What to produce: Give the number of lines in the records below that include "Haberleri". Reply with that number alone.

[Data records]
---------------

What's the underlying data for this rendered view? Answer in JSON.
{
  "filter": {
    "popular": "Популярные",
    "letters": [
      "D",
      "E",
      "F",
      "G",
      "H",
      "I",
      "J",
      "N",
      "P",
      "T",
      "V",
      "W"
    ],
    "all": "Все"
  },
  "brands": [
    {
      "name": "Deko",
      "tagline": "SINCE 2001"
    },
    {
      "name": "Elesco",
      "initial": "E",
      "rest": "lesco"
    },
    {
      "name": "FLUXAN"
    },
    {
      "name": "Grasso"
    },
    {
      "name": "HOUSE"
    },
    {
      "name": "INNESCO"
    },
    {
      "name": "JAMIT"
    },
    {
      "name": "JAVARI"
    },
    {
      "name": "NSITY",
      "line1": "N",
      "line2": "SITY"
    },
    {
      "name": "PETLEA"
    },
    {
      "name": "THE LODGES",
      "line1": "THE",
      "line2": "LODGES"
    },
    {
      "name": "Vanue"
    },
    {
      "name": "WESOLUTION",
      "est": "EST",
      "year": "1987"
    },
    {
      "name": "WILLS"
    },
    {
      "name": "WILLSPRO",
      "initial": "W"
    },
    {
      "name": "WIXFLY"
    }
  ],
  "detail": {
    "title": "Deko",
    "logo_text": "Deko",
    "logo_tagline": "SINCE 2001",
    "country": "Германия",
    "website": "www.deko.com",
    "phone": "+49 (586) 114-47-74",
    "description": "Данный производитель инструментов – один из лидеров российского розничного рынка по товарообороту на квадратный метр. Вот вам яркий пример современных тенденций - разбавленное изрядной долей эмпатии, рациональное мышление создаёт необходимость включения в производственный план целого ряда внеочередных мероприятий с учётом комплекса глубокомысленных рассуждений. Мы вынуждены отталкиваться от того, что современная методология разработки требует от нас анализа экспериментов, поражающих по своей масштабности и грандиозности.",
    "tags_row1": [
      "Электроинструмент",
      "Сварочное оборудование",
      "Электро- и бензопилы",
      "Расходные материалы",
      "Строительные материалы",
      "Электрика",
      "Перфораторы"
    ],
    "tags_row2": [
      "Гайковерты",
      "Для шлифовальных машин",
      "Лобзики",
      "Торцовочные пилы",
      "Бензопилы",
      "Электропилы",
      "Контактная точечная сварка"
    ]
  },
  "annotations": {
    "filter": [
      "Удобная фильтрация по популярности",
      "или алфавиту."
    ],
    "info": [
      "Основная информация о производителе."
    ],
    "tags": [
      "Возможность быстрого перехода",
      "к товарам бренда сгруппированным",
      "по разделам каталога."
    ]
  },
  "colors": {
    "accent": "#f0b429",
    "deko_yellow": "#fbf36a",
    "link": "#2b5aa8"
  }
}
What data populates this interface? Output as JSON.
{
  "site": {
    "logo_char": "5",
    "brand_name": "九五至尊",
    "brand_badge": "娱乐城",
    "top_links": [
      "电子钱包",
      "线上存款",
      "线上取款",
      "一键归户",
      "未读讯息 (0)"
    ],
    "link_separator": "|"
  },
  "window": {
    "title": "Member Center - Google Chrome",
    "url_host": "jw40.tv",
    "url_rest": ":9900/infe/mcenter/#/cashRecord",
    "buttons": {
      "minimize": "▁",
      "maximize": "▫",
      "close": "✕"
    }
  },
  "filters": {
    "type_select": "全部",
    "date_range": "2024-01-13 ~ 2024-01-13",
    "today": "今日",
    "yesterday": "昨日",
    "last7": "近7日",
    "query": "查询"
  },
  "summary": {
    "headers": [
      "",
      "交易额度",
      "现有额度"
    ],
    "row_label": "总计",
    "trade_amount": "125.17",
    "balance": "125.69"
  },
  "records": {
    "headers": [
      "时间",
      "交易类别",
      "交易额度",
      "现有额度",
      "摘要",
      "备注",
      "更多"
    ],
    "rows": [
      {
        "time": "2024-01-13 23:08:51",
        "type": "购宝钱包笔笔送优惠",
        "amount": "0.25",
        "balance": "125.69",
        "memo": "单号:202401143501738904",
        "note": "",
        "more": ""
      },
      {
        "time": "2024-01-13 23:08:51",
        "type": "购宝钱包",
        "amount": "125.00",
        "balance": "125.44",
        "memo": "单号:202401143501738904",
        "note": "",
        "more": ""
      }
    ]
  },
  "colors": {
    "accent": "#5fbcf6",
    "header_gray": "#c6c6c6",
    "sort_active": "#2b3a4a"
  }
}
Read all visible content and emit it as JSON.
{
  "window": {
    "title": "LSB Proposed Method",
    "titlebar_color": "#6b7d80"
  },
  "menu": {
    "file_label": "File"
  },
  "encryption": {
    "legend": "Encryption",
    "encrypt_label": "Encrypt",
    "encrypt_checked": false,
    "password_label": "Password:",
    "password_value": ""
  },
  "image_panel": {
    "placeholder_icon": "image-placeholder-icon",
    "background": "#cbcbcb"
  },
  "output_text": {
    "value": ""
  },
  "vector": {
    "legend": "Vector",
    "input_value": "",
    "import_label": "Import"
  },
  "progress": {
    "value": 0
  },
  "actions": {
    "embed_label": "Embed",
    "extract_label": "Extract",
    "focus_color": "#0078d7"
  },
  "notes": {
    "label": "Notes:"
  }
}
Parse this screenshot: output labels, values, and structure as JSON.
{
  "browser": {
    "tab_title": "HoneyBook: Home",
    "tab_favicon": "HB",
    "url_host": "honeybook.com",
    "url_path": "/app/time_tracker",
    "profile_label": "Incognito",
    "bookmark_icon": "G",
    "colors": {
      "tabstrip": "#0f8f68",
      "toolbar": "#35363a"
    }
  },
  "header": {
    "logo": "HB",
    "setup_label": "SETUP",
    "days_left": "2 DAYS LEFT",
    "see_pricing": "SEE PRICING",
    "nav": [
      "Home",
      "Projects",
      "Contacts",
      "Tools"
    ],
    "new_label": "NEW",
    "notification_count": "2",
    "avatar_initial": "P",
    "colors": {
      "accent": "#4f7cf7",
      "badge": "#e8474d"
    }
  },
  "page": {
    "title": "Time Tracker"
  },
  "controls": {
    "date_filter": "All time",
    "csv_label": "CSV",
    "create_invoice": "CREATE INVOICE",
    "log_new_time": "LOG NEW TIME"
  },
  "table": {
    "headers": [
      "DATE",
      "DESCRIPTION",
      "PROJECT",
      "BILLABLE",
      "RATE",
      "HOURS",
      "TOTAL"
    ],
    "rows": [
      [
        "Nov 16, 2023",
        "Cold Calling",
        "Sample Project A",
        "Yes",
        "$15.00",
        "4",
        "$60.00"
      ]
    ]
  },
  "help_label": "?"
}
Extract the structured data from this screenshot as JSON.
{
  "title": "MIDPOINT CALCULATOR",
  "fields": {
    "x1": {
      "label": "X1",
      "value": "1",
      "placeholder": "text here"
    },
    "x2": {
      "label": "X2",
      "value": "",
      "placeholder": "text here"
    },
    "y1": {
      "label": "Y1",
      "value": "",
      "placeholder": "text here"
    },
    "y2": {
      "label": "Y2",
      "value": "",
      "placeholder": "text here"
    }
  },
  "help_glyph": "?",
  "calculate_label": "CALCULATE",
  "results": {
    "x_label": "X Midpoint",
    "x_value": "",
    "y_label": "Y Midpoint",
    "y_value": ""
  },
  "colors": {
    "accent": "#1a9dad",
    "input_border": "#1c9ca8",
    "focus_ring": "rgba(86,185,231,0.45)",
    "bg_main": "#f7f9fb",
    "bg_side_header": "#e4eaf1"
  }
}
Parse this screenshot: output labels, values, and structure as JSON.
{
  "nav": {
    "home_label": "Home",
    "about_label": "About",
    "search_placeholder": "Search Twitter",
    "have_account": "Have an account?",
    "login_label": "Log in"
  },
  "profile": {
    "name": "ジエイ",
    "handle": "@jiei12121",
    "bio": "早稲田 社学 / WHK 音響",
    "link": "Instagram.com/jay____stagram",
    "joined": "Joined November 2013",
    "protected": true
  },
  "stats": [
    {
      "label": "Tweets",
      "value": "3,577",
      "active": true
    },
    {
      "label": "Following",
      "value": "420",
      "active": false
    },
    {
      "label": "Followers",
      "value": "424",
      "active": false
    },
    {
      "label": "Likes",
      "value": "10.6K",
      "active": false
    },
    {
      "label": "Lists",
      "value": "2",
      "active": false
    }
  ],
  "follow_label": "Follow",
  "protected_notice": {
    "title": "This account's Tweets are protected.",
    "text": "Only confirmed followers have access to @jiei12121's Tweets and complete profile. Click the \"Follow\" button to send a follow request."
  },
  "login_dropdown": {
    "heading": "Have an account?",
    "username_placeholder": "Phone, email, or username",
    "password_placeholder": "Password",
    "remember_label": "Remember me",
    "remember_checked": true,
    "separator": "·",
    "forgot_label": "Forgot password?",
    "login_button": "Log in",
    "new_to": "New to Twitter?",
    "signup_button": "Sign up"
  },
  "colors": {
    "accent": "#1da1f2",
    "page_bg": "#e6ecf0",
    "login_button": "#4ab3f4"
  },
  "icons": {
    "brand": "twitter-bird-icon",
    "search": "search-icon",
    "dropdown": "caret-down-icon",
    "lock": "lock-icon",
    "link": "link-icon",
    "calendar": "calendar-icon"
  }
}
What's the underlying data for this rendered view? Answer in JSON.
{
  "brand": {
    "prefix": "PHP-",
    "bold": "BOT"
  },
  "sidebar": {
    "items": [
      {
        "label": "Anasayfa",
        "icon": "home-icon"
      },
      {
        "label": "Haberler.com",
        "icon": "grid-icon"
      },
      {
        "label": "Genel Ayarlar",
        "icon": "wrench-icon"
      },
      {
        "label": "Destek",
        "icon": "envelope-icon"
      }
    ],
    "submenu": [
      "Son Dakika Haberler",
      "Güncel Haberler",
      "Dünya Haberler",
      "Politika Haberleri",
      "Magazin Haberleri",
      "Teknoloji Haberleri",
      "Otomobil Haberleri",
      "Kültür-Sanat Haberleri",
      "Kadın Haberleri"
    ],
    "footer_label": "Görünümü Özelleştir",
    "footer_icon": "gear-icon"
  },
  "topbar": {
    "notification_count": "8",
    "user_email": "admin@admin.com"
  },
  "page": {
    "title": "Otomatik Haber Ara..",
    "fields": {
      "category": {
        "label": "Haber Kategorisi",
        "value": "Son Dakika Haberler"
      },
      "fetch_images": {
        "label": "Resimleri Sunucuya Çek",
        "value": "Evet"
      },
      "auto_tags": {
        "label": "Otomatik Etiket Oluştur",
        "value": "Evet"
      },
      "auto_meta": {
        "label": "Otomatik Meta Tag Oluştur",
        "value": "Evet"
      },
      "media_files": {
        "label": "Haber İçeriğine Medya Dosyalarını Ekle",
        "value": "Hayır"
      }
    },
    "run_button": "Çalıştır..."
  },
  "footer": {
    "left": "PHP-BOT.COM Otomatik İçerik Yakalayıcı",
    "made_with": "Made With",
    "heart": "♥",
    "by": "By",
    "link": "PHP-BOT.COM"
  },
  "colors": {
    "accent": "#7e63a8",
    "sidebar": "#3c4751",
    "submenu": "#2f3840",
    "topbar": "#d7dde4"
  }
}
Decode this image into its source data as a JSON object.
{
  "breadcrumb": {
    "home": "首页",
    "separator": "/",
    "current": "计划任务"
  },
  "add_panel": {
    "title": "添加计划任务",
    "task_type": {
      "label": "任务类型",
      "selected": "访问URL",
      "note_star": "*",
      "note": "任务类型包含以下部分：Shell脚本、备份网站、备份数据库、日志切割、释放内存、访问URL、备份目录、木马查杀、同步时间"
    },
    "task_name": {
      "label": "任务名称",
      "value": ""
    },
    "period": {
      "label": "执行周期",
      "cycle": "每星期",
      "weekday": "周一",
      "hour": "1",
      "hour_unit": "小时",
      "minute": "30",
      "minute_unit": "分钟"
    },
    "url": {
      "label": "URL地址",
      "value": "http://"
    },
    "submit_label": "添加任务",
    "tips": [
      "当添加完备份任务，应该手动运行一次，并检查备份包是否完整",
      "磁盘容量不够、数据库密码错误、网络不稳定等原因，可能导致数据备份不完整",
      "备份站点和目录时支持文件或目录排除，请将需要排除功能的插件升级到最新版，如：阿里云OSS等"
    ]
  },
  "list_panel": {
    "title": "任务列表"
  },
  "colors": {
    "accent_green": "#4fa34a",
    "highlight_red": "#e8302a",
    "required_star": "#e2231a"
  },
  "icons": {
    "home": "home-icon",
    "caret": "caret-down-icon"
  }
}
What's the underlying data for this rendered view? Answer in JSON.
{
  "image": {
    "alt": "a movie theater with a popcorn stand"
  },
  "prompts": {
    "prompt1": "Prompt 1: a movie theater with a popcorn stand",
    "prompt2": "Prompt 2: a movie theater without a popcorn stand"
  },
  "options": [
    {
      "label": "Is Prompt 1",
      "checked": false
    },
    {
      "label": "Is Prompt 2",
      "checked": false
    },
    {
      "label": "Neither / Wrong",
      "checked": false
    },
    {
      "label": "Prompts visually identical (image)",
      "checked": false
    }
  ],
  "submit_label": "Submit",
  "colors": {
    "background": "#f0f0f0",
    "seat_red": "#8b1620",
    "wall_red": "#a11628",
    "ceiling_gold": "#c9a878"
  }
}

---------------

Written reply: 6